Now, if you are still reading this, you are probably wondering if there’s a point to this house gutting/remodeling scenario. Here it is: if you are going to rebuild a home that was flooded, you have to put first things first. Some homeowners, unfortunately, haven’t followed this process, and, for example, they install the drywall before the electrical is inspected. Consequence? They have to tear the drywall out and start over again.
Isn’t that the way it is with planting a church, starting a new ministry, and pursuing personal spiritual growth? We have to put first things first. And if we don’t, we often have to start over again.
I am a church planter, and like rebuilding a home the wrong way, there is the temptation to walk before we crawl, because we want “insta-church” that becomes an overnight success. But most things in life that last take time.
One of the amazing things I’ve seen from the effects of Hurricane Katrina in the Gulf States is the number of trees felled by the powerful winds. When a tree is on its side, the entire root system is exposed, and most trees have very shallow roots. They lack the deep roots that cling to the soil when the winds blow. A storm comes, the gale rushes through, and down comes the tree.
When a new church is planted, it needs to be planted with a long-term view. The roots need to grow deep. For roots to grow deep, a church planter must put first things first. A seed must be planted in the hearts of people. It must be watered and receive the warmth of the sun. The new sapling must be nurtured and developed. You get the point.
Why do we struggle to put first things first? For me, at least, it’s because I want things to happen quickly! That’s usually the way I even say it—emphatically. I grow impatient. One of the temptations in church planting is microwave theology. I have a friend who likes to cook Stouffer’s skillet meals. In case you haven’t had them, they’re good—real good. Open a package, dump contents in a skillet, add water, heat, and—presto—you have a gourmet meal.
Church planting (and all of ministry for that matter) is not Stouffer’s skillet meals. You cannot add mailers/marketing, “hot” worship, trendy clothes, cool graphics, and—presto—give birth to a church. That’s microwave theology. A church is a body, not a clone. A church is the real deal, a living organism (say that fast three times). Even if large crowds attend (don’t worry, I’m not anti-big), the challenge is still to put first things first.
Before you hang drywall you need insulation. Before you put in insulation, you need your electrical inspected. Likewise, before you have leaders you need to have Christians. Before you have Christians, you need to have converts (to Christ, not to you). Before you have converts you need people who are spiritually open to the unchanging message of the good news of Jesus Christ.
And guess what? This takes time. Don’t get discouraged. Don’t quit. Jesus’ earthly ministry lasted three years, and when he went to be with the Father, there was a congregation of 120. But those roots were deep.

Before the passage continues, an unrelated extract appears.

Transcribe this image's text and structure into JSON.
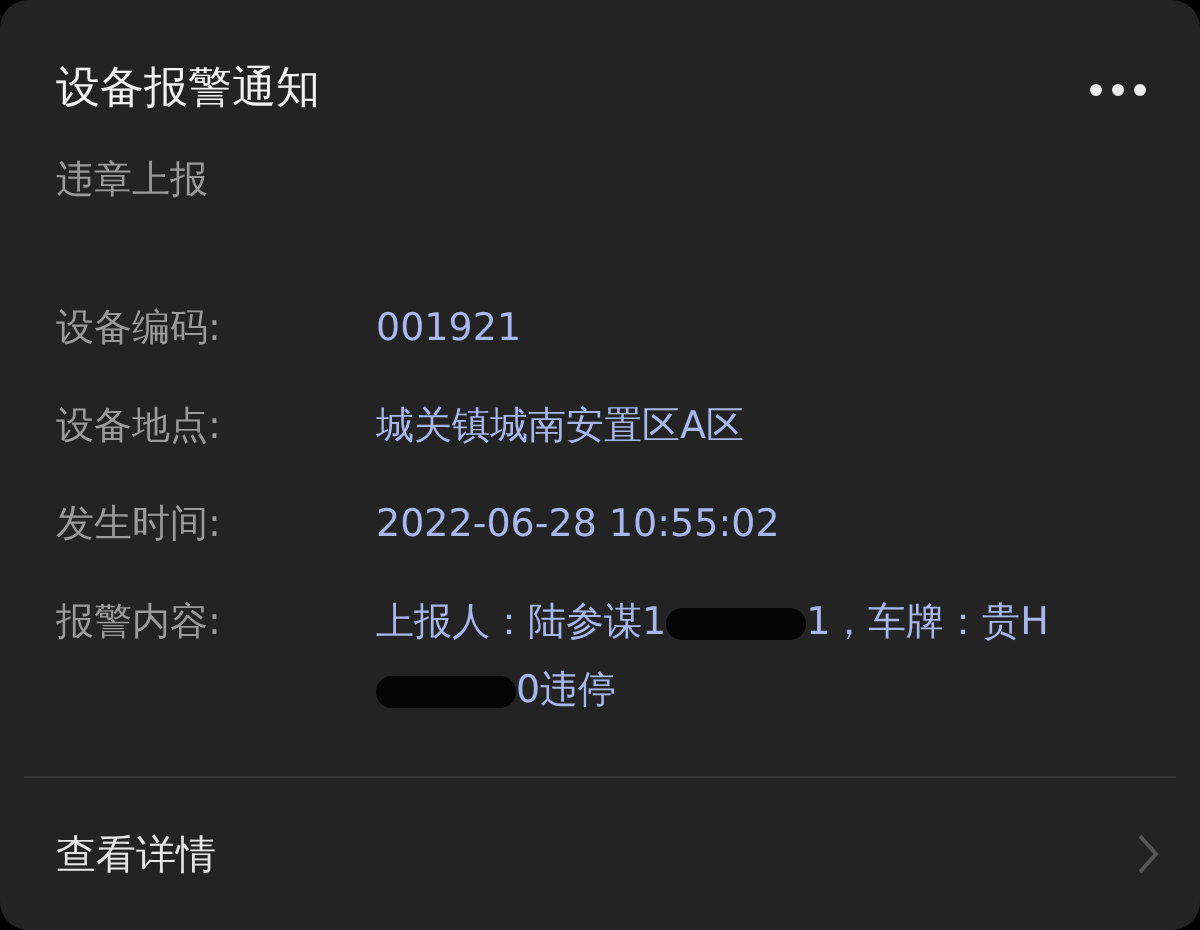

So, let’s put first things first in our ministries. While leaders can envision a completed house or a strong, healthy tree, that house and that tree didn’t appear overnight. Someone did the hard work, day in and day out, and the result is a house that stands strong and a tree that doesn’t blow over with 135 mph winds.
I want to be a part of a church that stands strong and doesn’t blow over. So I want to keep planting while others water; God will make it grow. And I believe you want to do the same.

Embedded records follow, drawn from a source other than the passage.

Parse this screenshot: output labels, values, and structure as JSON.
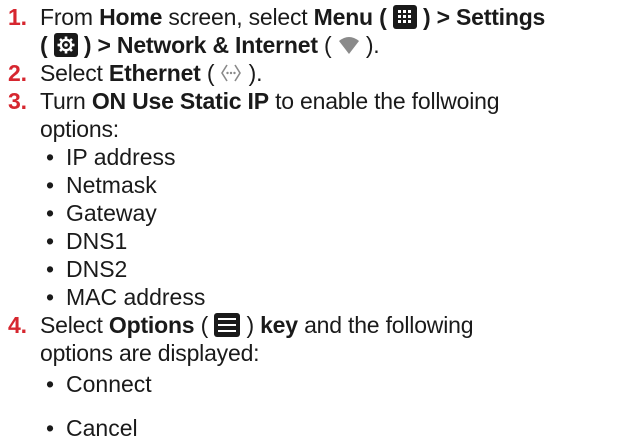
{
  "steps": [
    {
      "number": "1.",
      "line1": {
        "t1": "From ",
        "b1": "Home",
        "t2": " screen, select ",
        "b2": "Menu ( ",
        "b3": " ) > Settings"
      },
      "line2": {
        "b1": "( ",
        "b2": " ) > Network & Internet",
        "t1": " ( ",
        "t2": " )."
      }
    },
    {
      "number": "2.",
      "line1": {
        "t1": "Select ",
        "b1": "Ethernet",
        "t2": " ( ",
        "t3": " )."
      }
    },
    {
      "number": "3.",
      "line1": {
        "t1": "Turn ",
        "b1": "ON Use Static IP",
        "t2": " to enable the follwoing"
      },
      "line2": {
        "t1": "options:"
      },
      "bullets": [
        "IP address",
        "Netmask",
        "Gateway",
        "DNS1",
        "DNS2",
        "MAC address"
      ]
    },
    {
      "number": "4.",
      "line1": {
        "t1": "Select ",
        "b1": "Options",
        "t2": " ( ",
        "t3": " ) ",
        "b2": "key",
        "t4": " and the following"
      },
      "line2": {
        "t1": "options are displayed:"
      },
      "bullets": [
        "Connect",
        "Cancel"
      ]
    }
  ],
  "bullet_char": "•",
  "icons": {
    "menu": "menu-grid-icon",
    "settings": "gear-icon",
    "network": "wifi-icon",
    "ethernet": "ethernet-icon",
    "options": "options-list-icon"
  },
  "colors": {
    "step_number": "#d6262f",
    "text": "#1a1a1a"
  }
}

That’s why we need to put first things first in our lives. How are you doing in your prayer life? Thought life? Personal Bible reading? Quality and quantity time with your spouse and kids?
How do we expect to grow a church if we’re not growing ourselves? So here’s the challenge in case I’ve failed to make the point: put first things first. Life, ministry, planting churches, and rebuilding homes go so much better when we do.

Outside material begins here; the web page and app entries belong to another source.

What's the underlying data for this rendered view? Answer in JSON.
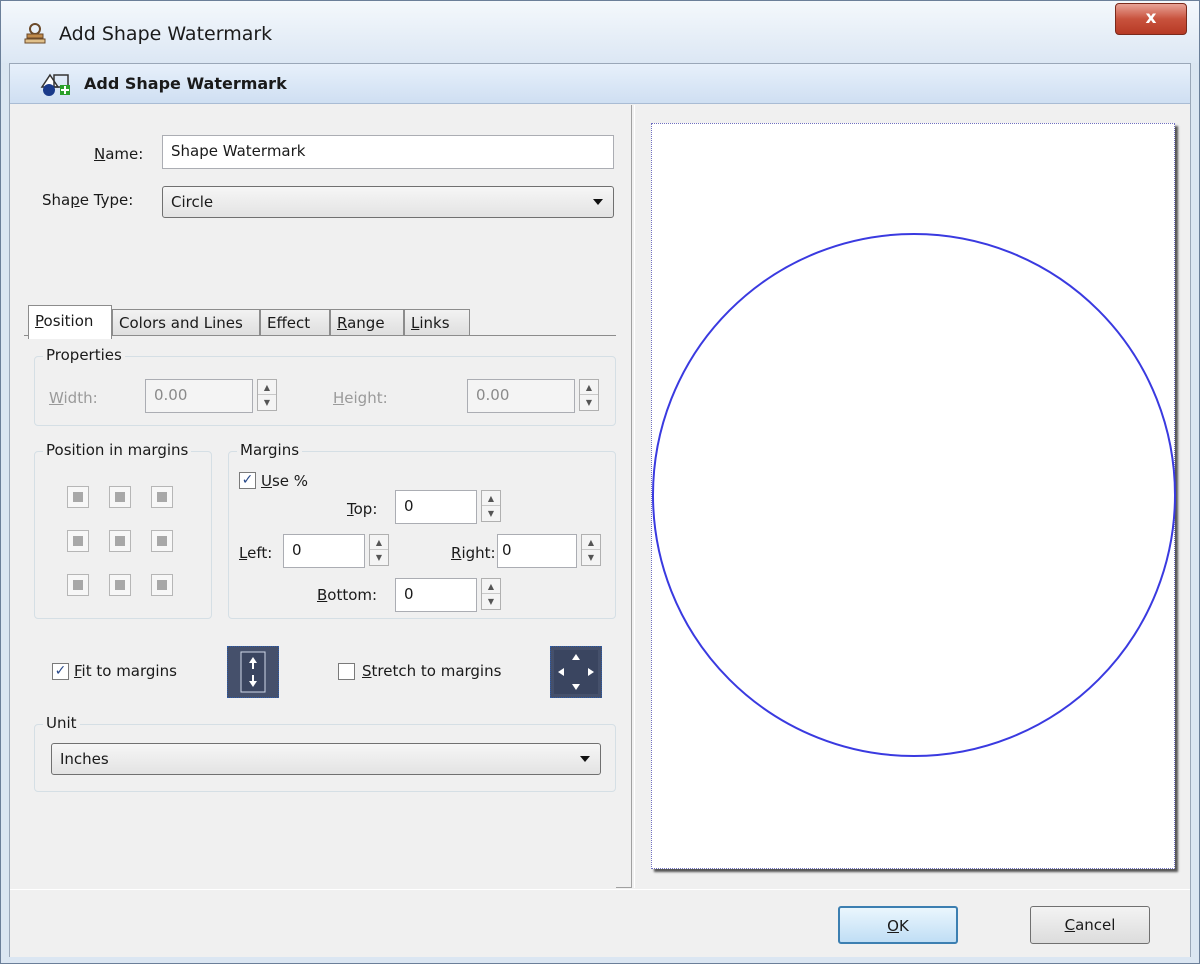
{
  "window": {
    "title": "Add Shape Watermark",
    "close_label": "x",
    "header": "Add Shape Watermark"
  },
  "form": {
    "name_label": "Name:",
    "name_value": "Shape Watermark",
    "shape_type_label": "Shape Type:",
    "shape_type_value": "Circle"
  },
  "tabs": [
    {
      "label": "Position",
      "active": true
    },
    {
      "label": "Colors and Lines",
      "active": false
    },
    {
      "label": "Effect",
      "active": false
    },
    {
      "label": "Range",
      "active": false
    },
    {
      "label": "Links",
      "active": false
    }
  ],
  "position_tab": {
    "properties": {
      "title": "Properties",
      "width_label": "Width:",
      "width_value": "0.00",
      "height_label": "Height:",
      "height_value": "0.00"
    },
    "position_in_margins_title": "Position in margins",
    "margins": {
      "title": "Margins",
      "use_percent_label": "Use %",
      "use_percent_checked": true,
      "top_label": "Top:",
      "top_value": "0",
      "left_label": "Left:",
      "left_value": "0",
      "right_label": "Right:",
      "right_value": "0",
      "bottom_label": "Bottom:",
      "bottom_value": "0"
    },
    "fit_to_margins_label": "Fit to margins",
    "fit_to_margins_checked": true,
    "stretch_to_margins_label": "Stretch to margins",
    "stretch_to_margins_checked": false,
    "unit": {
      "title": "Unit",
      "value": "Inches"
    }
  },
  "preview": {
    "shape": "circle",
    "stroke_color": "#3a3ae0"
  },
  "buttons": {
    "ok_label": "OK",
    "cancel_label": "Cancel"
  }
}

1Disclaimer: This description is used as illustrative material only and should not be applied in a re-constructive effort without qualified supervision . . . like a handyman.
Rick Grover is lead minister with Journey Christian Church, a new church plant in New Orleans, Louisiana. He is coordinating a national Katrina relief and rebuilding effort for Christian churches/churches of Christ for the Greater New Orleans area.